French composers Alain Boublil and Claude-Michel Schönberg brought Hugo's story to the stage, and, last Christmas, to Hollywood. Their score has entered the pantheon of great stage musicals.
With beloved songs including "I Dreamed a Dream," "Master of the House," "A Heart Full of Love" and "Bring Him Home," the NWFSC production does each number full justice.
Much of that success is due to an exquisite cast of regional talent headed by Michael Dye, Niceville High School’s choral music director, as the tortured Jean Valjean.
Clint Mahle, the production's director, plays Jean’s nemesis, Police Inspector Javert, with delicious menace yet the inner struggle that comes when "just following orders" doesn't cut it anymore.
As Fantine, the noble single mother and victim of the worst hostile work environment ever portrayed on stage, Annie Melia performs a glorious "I Dreamed a Dream.”
Denis Milonas and Allison Everitt as "Master of the House" M. Thénardier and missus, provide delightful comedic relief in the often-dark tale of woe, as well as a significant plot link.
Doomed love triangle

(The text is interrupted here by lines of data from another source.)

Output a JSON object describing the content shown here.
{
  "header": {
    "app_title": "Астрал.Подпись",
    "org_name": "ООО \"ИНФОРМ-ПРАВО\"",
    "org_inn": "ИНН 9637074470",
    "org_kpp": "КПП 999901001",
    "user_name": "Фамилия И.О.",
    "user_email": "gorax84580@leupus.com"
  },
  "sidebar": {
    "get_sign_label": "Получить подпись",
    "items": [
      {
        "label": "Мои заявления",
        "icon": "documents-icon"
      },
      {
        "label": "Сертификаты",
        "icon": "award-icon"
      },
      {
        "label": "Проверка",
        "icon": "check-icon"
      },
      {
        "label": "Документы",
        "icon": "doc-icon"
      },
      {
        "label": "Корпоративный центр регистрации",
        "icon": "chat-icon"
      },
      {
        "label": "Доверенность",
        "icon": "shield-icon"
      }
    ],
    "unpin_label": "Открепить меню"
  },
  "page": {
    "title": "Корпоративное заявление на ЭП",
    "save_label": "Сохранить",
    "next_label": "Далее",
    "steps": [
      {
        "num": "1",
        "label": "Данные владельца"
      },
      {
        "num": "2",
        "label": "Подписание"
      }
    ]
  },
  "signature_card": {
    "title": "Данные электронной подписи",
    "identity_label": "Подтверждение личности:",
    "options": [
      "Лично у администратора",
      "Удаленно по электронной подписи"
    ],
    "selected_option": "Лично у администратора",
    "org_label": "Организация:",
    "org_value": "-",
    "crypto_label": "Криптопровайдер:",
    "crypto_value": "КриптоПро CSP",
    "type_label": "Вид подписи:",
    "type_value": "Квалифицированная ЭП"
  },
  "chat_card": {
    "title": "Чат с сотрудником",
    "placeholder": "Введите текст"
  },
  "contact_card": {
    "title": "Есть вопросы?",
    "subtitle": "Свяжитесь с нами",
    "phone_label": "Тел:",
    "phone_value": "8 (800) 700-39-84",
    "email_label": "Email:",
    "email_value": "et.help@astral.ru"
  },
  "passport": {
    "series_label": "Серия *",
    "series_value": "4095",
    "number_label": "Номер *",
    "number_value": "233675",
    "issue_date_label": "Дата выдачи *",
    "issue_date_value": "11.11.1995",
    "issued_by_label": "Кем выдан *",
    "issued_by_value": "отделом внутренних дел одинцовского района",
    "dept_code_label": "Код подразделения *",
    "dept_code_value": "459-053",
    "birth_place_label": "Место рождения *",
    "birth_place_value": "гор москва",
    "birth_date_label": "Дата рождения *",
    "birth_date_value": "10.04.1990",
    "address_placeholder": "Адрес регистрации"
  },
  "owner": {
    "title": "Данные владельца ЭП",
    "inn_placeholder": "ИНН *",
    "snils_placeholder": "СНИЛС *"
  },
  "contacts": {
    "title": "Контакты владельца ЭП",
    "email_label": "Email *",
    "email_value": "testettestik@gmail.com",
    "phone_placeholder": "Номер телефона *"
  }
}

Hannah Moore, Sivu Schlegel and Mallory Olds masterfully play the love triangle involving Cosette, Marius and Eponine, respectively, with rich, crisp vocals by each.

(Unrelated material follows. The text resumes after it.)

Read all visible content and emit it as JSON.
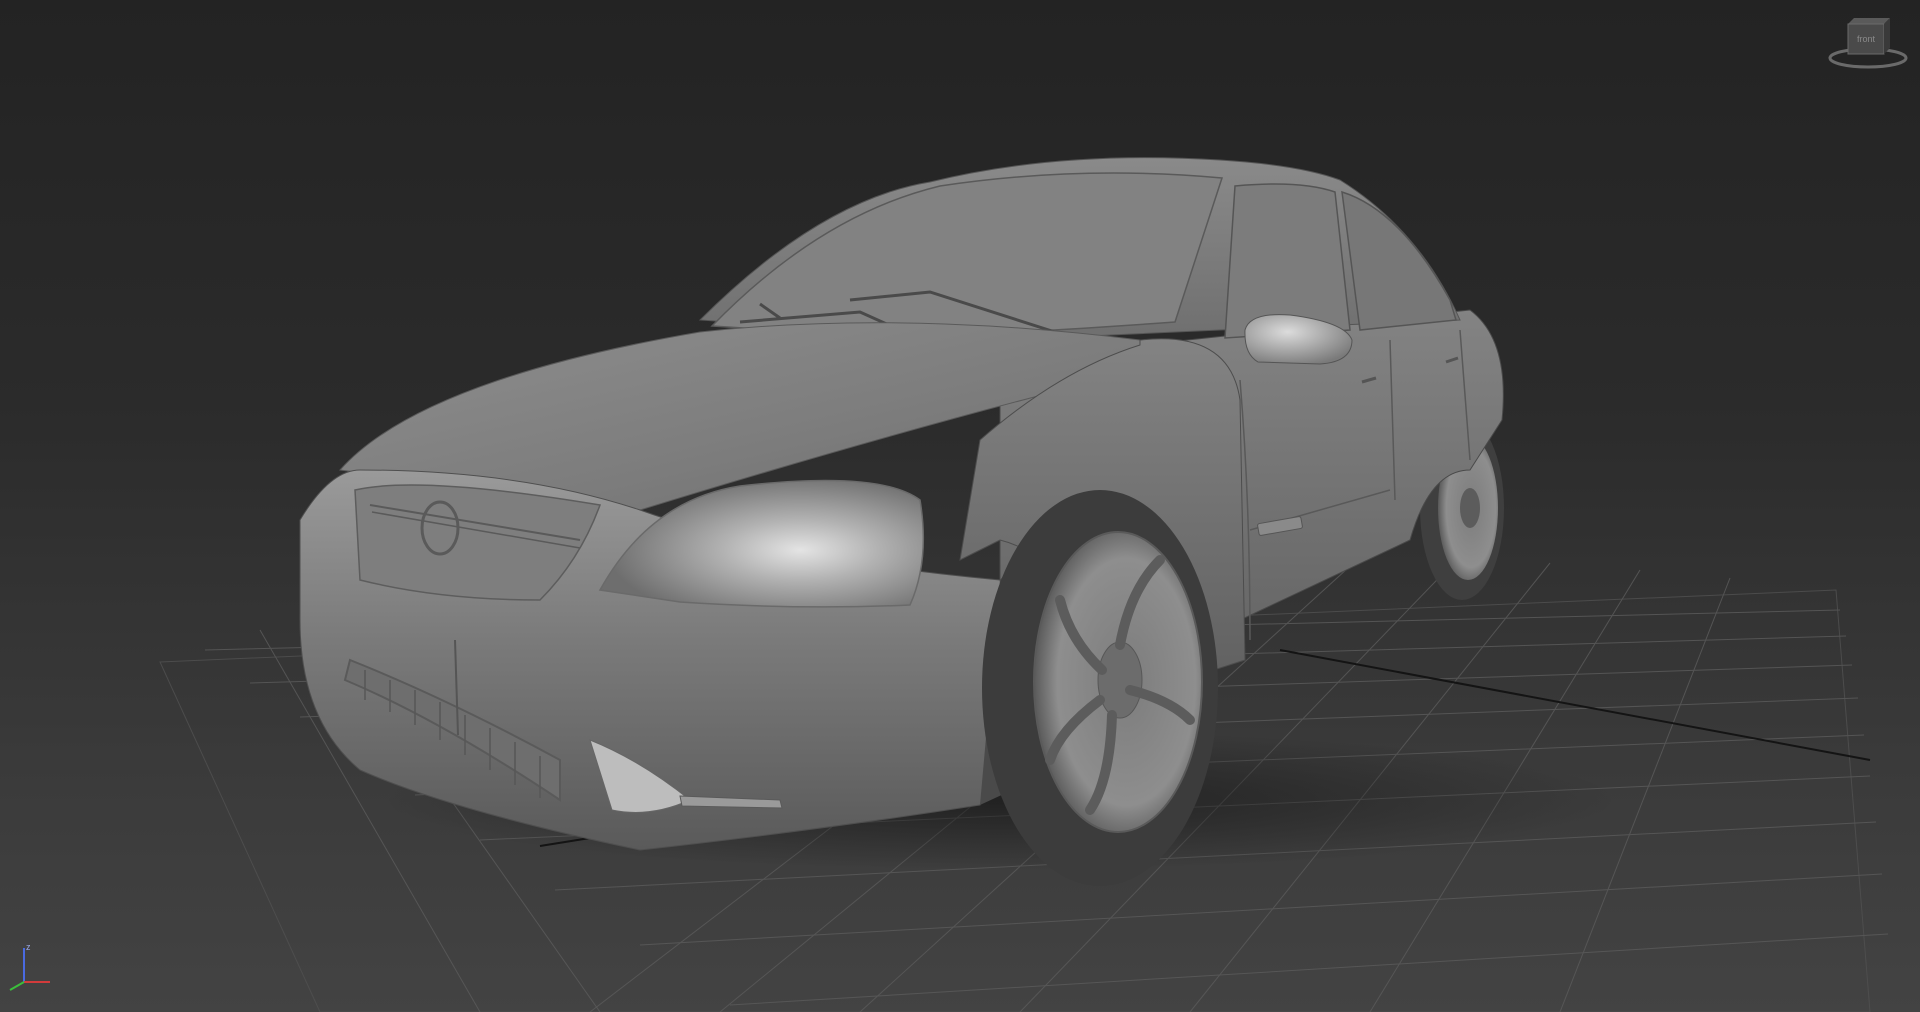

Schlegel stands out as the anguished sole survivor among his Republican classmates who led their neighborhood's ill-fated uprising against the Legitimists.
His performance of "Empty Chairs and Empty Tables," fraught with emotion and guilt, garnered more than a few moist eyes in the preview audience.
A young thespian I hope we see in many future productions is sixth-grader Nathan Burge, who perkily plays the eager street urchin Gavroche.
If I may level one criticism — and this is certainly not Nathan's fault — I must question the compulsion to make the French working classes speak with English Cockney accents. It was distracting to the extent I half-expected Nathan to start singing "Consider Yourself" from "Oliver!"
The production design is impressive. Mahlie's beautifully detailed, multi-level set — especially the Republicans' barricade — is used effectively.
Jennifer Boudette's nearly 200 original costumes provide period authenticity from peasant workers to aristocrats — and aristocrat wannabes.
Bob Whittaker's evocative light design punctuates each scene, spotlighting individuals at critical moments, washing the barricade in a blood-red glow, and finally, bathing the stage at last in a cheerful brilliance.
"Les Misérables" at Northwest Florida State College is certainly the best and best executed of the college's excellent summer musicals series I've seen.
Given its outstanding performances, sweeping score, beautiful design and grand spectacle, it's a must-see this summer.
Want to go?
WHAT: "Les Misérables," the Northwest Florida State College summer musical
WHEN: 7:30 p.m. July 17-20 and 25-27
WHERE: Mattie Kelly Performing Arts Center, Niceville
COST: $25 adult, $20 youth, and one free ticket for NWFSC students with valid ID.
ORDER TICKETS: 729-6000 or www.mattiekellyartscenter.org
Contact News Bulletin Arts & Entertainment Editor Brian Hughes at 850-682-6524 or email@example.com. Follow him on Twitter @cnbBrian.